In exchange for practicing Italian, it’s generally expected that you’ll speak English with your partner for them to practice their skills, too.
You may also join a website like MyLanguageExchange to find an Italian exchange partner to practice both oral and written communication.
6. Perfect Your Italian Accent
I’ve touched on this at points when discussing previous tips in this post, but having a good Italian accent will help you be understood when speaking.
Luckily, having a passable—if not good—accent in Italian isn’t hard. Most of the sounds are the same as in English, aside from the rolled “r,” and things are written how they’re pronounced.
Even still, to perfect your Italian accent, you need to listen to a lot of Italian and repeat as you listen along.

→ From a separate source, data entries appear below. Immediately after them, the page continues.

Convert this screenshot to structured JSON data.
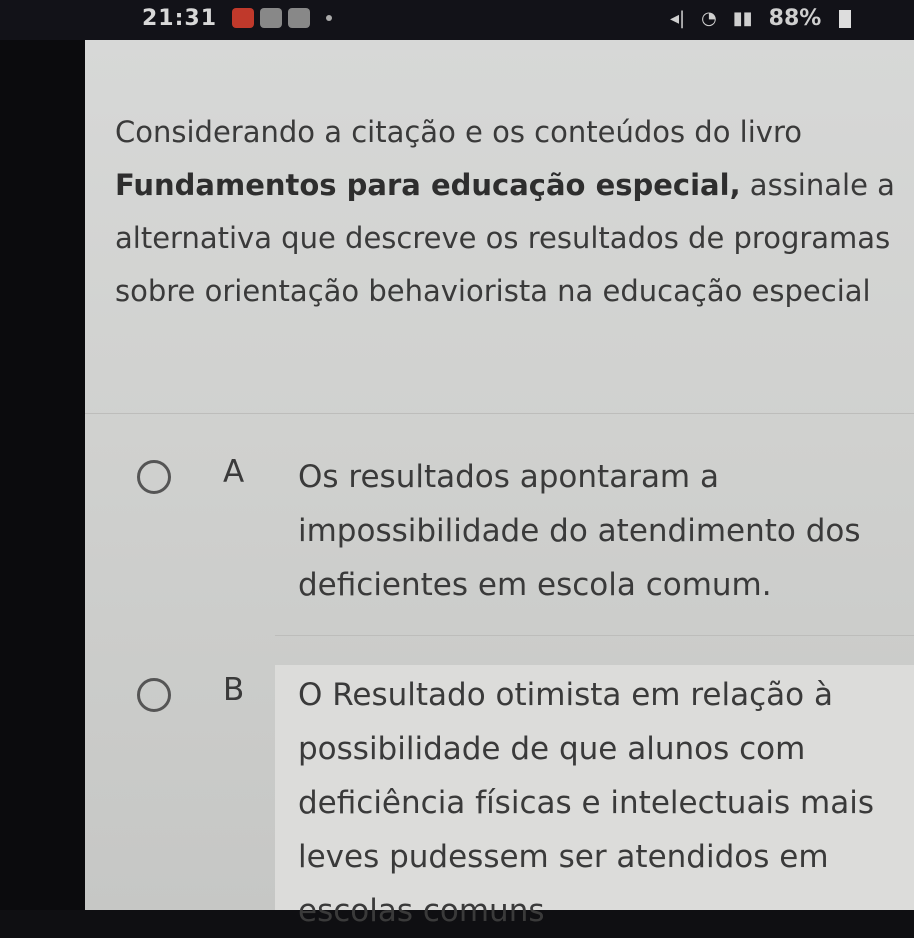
{
  "status_bar": {
    "time": "21:31",
    "battery": "88%"
  },
  "question": {
    "part1": "Considerando a citação e os conteúdos do livro ",
    "book_title": "Fundamentos para educação especial,",
    "part2": " assinale a alternativa que descreve os resultados de programas sobre orientação behaviorista na educação especial"
  },
  "options": [
    {
      "letter": "A",
      "text": "Os resultados apontaram a impossibilidade do atendimento dos deficientes em escola comum."
    },
    {
      "letter": "B",
      "text": "O Resultado otimista em relação à possibilidade de que alunos com deficiência físicas e intelectuais mais leves pudessem ser atendidos em escolas comuns"
    }
  ]
}
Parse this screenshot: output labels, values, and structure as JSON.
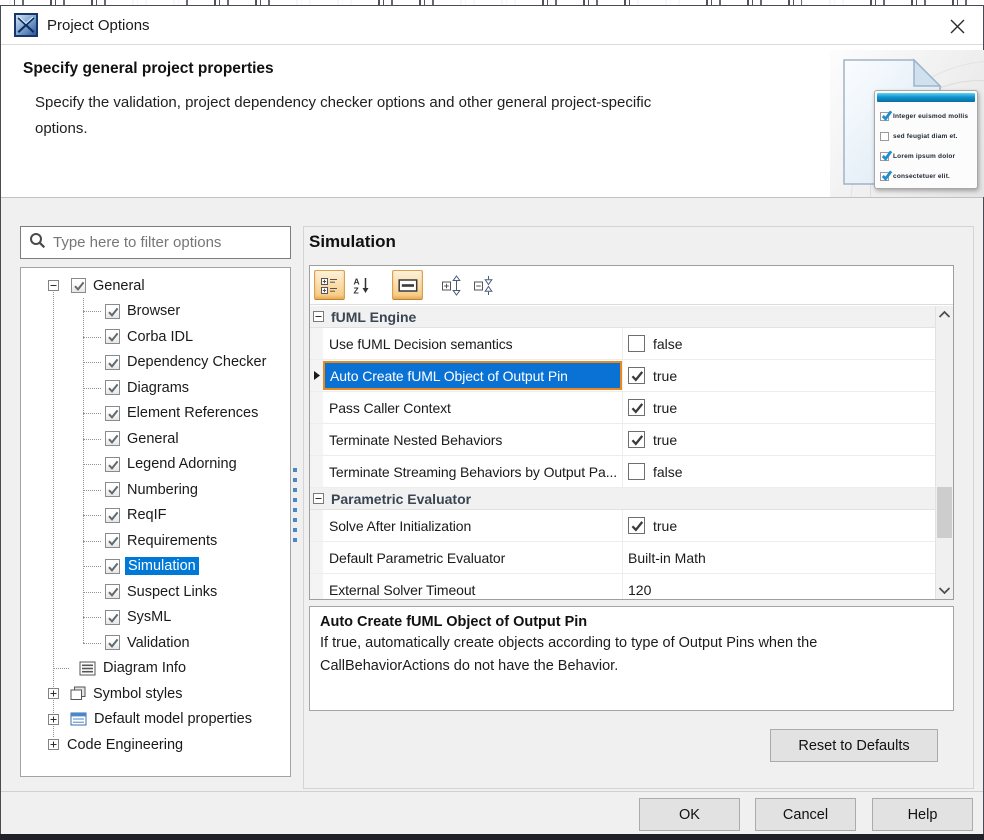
{
  "titlebar": {
    "title": "Project Options"
  },
  "header": {
    "title": "Specify general project properties",
    "description_lines": [
      "Specify the validation, project dependency checker options and other general project-specific",
      "options."
    ],
    "graphic_checklist": [
      {
        "checked": true,
        "text": "Integer euismod mollis"
      },
      {
        "checked": false,
        "text": "sed feugiat diam et."
      },
      {
        "checked": true,
        "text": "Lorem ipsum dolor"
      },
      {
        "checked": true,
        "text": "consectetuer elit."
      }
    ]
  },
  "left_panel": {
    "filter_placeholder": "Type here to filter options",
    "tree": {
      "root": {
        "label": "General",
        "checked": true,
        "expanded": true
      },
      "children": [
        {
          "label": "Browser",
          "checked": true
        },
        {
          "label": "Corba IDL",
          "checked": true
        },
        {
          "label": "Dependency Checker",
          "checked": true
        },
        {
          "label": "Diagrams",
          "checked": true
        },
        {
          "label": "Element References",
          "checked": true
        },
        {
          "label": "General",
          "checked": true
        },
        {
          "label": "Legend Adorning",
          "checked": true
        },
        {
          "label": "Numbering",
          "checked": true
        },
        {
          "label": "ReqIF",
          "checked": true
        },
        {
          "label": "Requirements",
          "checked": true
        },
        {
          "label": "Simulation",
          "checked": true,
          "selected": true
        },
        {
          "label": "Suspect Links",
          "checked": true
        },
        {
          "label": "SysML",
          "checked": true
        },
        {
          "label": "Validation",
          "checked": true
        }
      ],
      "siblings": [
        {
          "label": "Diagram Info",
          "icon": "diagram-info-icon",
          "expandable": false
        },
        {
          "label": "Symbol styles",
          "icon": "symbol-styles-icon",
          "expandable": true
        },
        {
          "label": "Default model properties",
          "icon": "model-properties-icon",
          "expandable": true
        },
        {
          "label": "Code Engineering",
          "icon": null,
          "expandable": true
        }
      ]
    }
  },
  "right_panel": {
    "title": "Simulation",
    "toolbar": [
      {
        "name": "categorized-view-button",
        "active": true
      },
      {
        "name": "sort-alphabetically-button",
        "active": false
      },
      {
        "name": "show-description-button",
        "active": true
      },
      {
        "name": "expand-all-button",
        "active": false
      },
      {
        "name": "collapse-all-button",
        "active": false
      }
    ],
    "groups": [
      {
        "label": "fUML Engine",
        "rows": [
          {
            "name": "Use fUML Decision semantics",
            "checkbox": true,
            "checked": false,
            "value": "false"
          },
          {
            "name": "Auto Create fUML Object of Output Pin",
            "checkbox": true,
            "checked": true,
            "value": "true",
            "selected": true
          },
          {
            "name": "Pass Caller Context",
            "checkbox": true,
            "checked": true,
            "value": "true"
          },
          {
            "name": "Terminate Nested Behaviors",
            "checkbox": true,
            "checked": true,
            "value": "true"
          },
          {
            "name": "Terminate Streaming Behaviors by Output Pa...",
            "checkbox": true,
            "checked": false,
            "value": "false"
          }
        ]
      },
      {
        "label": "Parametric Evaluator",
        "rows": [
          {
            "name": "Solve After Initialization",
            "checkbox": true,
            "checked": true,
            "value": "true"
          },
          {
            "name": "Default Parametric Evaluator",
            "checkbox": false,
            "value": "Built-in Math"
          },
          {
            "name": "External Solver Timeout",
            "checkbox": false,
            "value": "120"
          }
        ]
      }
    ],
    "description": {
      "title": "Auto Create fUML Object of Output Pin",
      "lines": [
        "If true, automatically create objects according to type of Output Pins when the",
        "CallBehaviorActions do not have the Behavior."
      ]
    },
    "reset_label": "Reset to Defaults"
  },
  "footer": {
    "buttons": [
      "OK",
      "Cancel",
      "Help"
    ]
  },
  "colors": {
    "selection_blue": "#0078d7",
    "selection_orange_border": "#e8891d",
    "toolbar_active_orange": "#fbdba6",
    "splitter_blue": "#4a86c8",
    "graphic_header_blue": "#0f95cf"
  }
}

This can be a line-by-line activity where you listen to a short clip of Italian, pause the audio and repeat, or you can repeat selected words and sentences.
I suggest the latter for more advanced learners of the language. As you progress, you’ll come along words and phrases that are more complicated to pronounce, so spot practice will be necessary.

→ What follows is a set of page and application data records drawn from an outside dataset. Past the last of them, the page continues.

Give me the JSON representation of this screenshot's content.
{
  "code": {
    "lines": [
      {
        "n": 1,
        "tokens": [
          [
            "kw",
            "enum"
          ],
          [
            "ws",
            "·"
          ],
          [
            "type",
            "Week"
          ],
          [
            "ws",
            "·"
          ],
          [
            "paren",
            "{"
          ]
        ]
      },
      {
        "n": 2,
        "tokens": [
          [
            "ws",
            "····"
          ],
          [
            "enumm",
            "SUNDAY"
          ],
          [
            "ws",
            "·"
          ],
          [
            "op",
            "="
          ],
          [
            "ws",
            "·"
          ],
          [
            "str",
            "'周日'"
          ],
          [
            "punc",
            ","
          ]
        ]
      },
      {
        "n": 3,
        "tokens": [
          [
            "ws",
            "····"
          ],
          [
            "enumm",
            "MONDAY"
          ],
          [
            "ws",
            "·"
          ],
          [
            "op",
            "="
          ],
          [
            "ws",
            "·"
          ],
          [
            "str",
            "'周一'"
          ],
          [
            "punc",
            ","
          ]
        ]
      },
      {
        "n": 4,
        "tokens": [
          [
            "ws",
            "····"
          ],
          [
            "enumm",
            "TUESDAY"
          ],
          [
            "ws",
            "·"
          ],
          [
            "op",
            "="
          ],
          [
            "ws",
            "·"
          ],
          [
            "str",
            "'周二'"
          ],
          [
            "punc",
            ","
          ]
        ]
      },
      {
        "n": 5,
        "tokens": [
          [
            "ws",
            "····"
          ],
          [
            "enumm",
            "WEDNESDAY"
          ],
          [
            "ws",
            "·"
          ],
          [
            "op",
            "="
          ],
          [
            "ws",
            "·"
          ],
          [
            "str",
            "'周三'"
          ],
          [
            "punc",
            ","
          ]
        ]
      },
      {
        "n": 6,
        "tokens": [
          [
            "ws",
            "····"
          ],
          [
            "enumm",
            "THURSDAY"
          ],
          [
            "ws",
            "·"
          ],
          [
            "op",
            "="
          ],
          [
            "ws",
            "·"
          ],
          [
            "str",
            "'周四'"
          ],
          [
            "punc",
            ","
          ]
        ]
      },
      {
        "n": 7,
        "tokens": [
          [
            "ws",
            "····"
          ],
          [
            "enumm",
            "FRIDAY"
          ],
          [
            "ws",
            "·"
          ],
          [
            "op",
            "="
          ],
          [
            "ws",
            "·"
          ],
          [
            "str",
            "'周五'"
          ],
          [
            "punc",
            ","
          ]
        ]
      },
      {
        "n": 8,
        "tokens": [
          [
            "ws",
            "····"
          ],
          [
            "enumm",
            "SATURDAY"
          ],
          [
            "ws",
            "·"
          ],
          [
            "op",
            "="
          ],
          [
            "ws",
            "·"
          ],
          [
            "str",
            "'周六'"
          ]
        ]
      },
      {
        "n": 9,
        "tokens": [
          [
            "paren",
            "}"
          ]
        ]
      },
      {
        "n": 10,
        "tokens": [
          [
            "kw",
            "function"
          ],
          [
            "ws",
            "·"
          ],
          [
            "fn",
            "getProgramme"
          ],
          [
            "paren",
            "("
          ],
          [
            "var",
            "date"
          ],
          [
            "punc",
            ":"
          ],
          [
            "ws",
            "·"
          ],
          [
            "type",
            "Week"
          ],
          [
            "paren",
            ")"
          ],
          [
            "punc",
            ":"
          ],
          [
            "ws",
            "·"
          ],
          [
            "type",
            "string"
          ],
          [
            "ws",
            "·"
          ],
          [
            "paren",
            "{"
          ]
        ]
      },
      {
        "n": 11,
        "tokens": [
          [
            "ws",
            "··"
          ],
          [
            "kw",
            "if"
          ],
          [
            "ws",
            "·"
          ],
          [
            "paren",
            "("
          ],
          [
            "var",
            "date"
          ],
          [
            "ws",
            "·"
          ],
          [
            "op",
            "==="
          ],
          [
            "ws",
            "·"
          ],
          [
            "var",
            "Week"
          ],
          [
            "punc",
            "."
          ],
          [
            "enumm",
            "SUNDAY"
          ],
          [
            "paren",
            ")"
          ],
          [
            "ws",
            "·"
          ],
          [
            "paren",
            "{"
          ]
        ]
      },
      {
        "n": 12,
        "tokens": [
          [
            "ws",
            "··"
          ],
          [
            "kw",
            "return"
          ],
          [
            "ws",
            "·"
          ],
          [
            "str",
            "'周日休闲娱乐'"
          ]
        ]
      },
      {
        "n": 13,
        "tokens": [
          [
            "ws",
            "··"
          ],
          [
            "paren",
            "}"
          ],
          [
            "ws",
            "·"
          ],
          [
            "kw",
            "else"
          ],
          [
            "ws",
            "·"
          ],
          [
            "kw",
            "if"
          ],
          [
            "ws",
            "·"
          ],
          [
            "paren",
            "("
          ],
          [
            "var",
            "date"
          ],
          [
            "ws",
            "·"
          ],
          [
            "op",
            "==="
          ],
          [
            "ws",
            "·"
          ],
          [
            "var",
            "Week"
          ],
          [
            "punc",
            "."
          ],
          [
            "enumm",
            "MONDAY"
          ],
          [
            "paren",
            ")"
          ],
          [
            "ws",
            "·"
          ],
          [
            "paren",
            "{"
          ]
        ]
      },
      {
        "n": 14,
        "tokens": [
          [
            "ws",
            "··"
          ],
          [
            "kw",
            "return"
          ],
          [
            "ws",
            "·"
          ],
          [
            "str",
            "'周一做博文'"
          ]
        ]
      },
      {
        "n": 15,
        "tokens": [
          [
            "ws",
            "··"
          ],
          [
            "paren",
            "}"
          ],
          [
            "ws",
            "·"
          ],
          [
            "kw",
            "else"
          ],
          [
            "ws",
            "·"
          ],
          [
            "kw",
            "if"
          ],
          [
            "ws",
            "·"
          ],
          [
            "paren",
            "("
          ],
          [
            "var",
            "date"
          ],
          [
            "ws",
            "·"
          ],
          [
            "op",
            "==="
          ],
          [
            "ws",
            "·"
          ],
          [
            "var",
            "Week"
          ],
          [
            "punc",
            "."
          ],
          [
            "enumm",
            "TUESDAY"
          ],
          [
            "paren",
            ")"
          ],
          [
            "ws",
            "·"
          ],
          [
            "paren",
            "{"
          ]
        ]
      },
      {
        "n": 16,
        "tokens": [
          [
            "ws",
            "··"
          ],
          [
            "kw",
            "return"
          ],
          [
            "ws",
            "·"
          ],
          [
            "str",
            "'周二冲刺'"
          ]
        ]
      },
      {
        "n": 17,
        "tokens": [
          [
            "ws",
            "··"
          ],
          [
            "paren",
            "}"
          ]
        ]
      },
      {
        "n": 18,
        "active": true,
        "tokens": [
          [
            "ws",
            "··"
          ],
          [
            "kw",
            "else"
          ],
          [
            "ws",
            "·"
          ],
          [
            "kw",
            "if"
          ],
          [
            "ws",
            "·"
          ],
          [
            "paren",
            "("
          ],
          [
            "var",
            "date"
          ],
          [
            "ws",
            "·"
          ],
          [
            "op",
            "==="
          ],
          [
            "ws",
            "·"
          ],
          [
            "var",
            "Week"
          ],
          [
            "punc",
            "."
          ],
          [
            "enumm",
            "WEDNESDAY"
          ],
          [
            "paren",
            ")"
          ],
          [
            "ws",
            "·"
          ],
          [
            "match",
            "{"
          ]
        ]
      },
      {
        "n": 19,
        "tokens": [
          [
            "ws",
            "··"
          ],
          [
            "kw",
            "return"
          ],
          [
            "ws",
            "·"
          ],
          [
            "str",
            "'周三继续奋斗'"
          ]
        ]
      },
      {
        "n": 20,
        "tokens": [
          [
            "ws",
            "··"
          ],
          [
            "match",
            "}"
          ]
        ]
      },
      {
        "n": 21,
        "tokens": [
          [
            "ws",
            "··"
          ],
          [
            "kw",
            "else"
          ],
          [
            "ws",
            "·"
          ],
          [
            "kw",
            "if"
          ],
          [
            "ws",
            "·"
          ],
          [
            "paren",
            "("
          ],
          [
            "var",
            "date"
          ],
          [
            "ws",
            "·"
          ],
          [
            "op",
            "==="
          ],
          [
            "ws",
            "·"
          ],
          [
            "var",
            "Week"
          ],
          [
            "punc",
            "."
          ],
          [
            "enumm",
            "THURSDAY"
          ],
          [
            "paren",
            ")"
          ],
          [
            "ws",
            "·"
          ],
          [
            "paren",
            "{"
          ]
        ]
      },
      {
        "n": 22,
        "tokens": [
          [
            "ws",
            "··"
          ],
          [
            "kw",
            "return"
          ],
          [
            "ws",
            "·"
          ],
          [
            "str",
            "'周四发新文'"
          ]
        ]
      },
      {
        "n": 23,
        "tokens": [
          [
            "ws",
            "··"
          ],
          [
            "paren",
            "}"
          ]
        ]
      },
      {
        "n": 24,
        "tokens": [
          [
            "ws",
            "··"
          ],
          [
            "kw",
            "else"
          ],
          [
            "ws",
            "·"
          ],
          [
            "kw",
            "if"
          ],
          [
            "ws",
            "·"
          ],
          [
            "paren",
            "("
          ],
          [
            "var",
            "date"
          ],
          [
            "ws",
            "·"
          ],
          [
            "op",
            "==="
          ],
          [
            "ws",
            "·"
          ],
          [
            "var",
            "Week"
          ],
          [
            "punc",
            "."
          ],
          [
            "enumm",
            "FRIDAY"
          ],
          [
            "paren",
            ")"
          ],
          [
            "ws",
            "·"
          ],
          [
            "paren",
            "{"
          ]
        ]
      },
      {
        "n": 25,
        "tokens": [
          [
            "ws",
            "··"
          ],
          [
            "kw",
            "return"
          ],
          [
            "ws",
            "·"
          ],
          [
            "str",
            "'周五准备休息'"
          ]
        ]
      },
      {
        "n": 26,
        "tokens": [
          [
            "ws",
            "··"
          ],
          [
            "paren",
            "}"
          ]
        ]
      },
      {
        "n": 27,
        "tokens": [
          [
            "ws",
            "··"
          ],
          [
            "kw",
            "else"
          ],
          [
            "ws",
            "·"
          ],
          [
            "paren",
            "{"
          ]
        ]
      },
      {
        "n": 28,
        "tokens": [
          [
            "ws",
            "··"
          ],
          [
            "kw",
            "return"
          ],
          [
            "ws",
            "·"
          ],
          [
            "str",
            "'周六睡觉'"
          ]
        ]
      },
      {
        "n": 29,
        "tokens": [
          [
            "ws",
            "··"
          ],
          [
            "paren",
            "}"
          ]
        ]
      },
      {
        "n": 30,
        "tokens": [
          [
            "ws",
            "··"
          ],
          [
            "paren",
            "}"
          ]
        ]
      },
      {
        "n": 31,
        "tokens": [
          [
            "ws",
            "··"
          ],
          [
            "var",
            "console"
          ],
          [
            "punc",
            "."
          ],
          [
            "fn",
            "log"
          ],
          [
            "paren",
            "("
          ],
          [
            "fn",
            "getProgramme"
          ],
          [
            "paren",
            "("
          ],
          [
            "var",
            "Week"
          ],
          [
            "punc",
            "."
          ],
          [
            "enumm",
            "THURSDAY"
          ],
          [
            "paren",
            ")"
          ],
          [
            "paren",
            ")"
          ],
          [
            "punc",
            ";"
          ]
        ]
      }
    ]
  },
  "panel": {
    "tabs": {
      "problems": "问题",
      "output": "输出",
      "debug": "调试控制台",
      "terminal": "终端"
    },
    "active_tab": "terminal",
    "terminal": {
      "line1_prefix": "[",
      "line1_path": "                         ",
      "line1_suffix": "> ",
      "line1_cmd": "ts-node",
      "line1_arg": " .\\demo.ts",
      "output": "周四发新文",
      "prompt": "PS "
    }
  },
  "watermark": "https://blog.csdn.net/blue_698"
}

As with other tips, make sure to record yourself to analyze your pronunciation. You could even show your recordings to a native Italian speaker for them to give you some honest feedback on your accent.
There are also many smartphone apps and websites that focus on pronunciation practice.
Duolingo and Rosetta Stone make speaking and voice recognition a central part of their learning platform, and Forvo is an online audio dictionary where you can hear the pronunciation of virtually any word in Italian.
7. Grow Your Base Vocabulary
While planning out conversations can seem to be an arduous task, you’re actually planning out your conversations just by learning Italian through vocabulary building activities.
In fact, increased comfort will come with a robust and practiced active vocabulary.
This is because knowing common vocabulary will ensure you can converse about common conversation topics, and having this vocabulary in your long-term memory keeps it easily accessible when speaking.
You should be intentional in your vocabulary acquisition. Grow vocabulary constantly by writing down and practicing new words.
These new words should come from everywhere: reading books and online content, Italian films, music and smartphone apps. It can be hard to decide which words you should learn, so stick to common words and ones that are frequently repeated at first.
To internalize these words, use this vocabulary actively and in context by writing them in compositions and through speaking practice such as planned conversations or an audio diary.
You could also try a vocabulary building app. Popular ones include well-known programs like Duolingo and Memrise as well as vocabulary-specific flashcard apps like Learn Italian Words Free.
8. Join an Italian Community
Speaking Italian one-on-one with a native speaker may be a little intimidating, so a group can be a great option.
I’m not saying that you should find an audience for your newly-acquired language skills, but finding a group of Italian learners can have untold benefits to your speaking skills.
In fact, group conversations allow for multiple points of entry as well as less pressure. This means that you can add your thoughts to the conversation when they arise, but then simply listen along to other speakers if you feel unsure of what to say.
You can find online communities of Italian speakers and learners on social media sites like Discord.
Discord was originally created for video game streamers, but it now can host written and audio conversations. There are even established groups of Italian learners on WhatsApp who practice speaking and writing the language.
Would you rather join a group in person?
You can also find in-person Italian conversation groups by looking at your local listings or from sites like Meetup. Meetup is an online directory of clubs and groups organized by location and by interest. Chances are, there’s an Italian speaking group nearby that meets regularly to practice their skills.
Don’t let the answer to a question like “Dov’è il bagno?” throw you off.
By following these eight tips, you’ll be ready to communicate in Italian in all situations and watch your speaking skills flourish.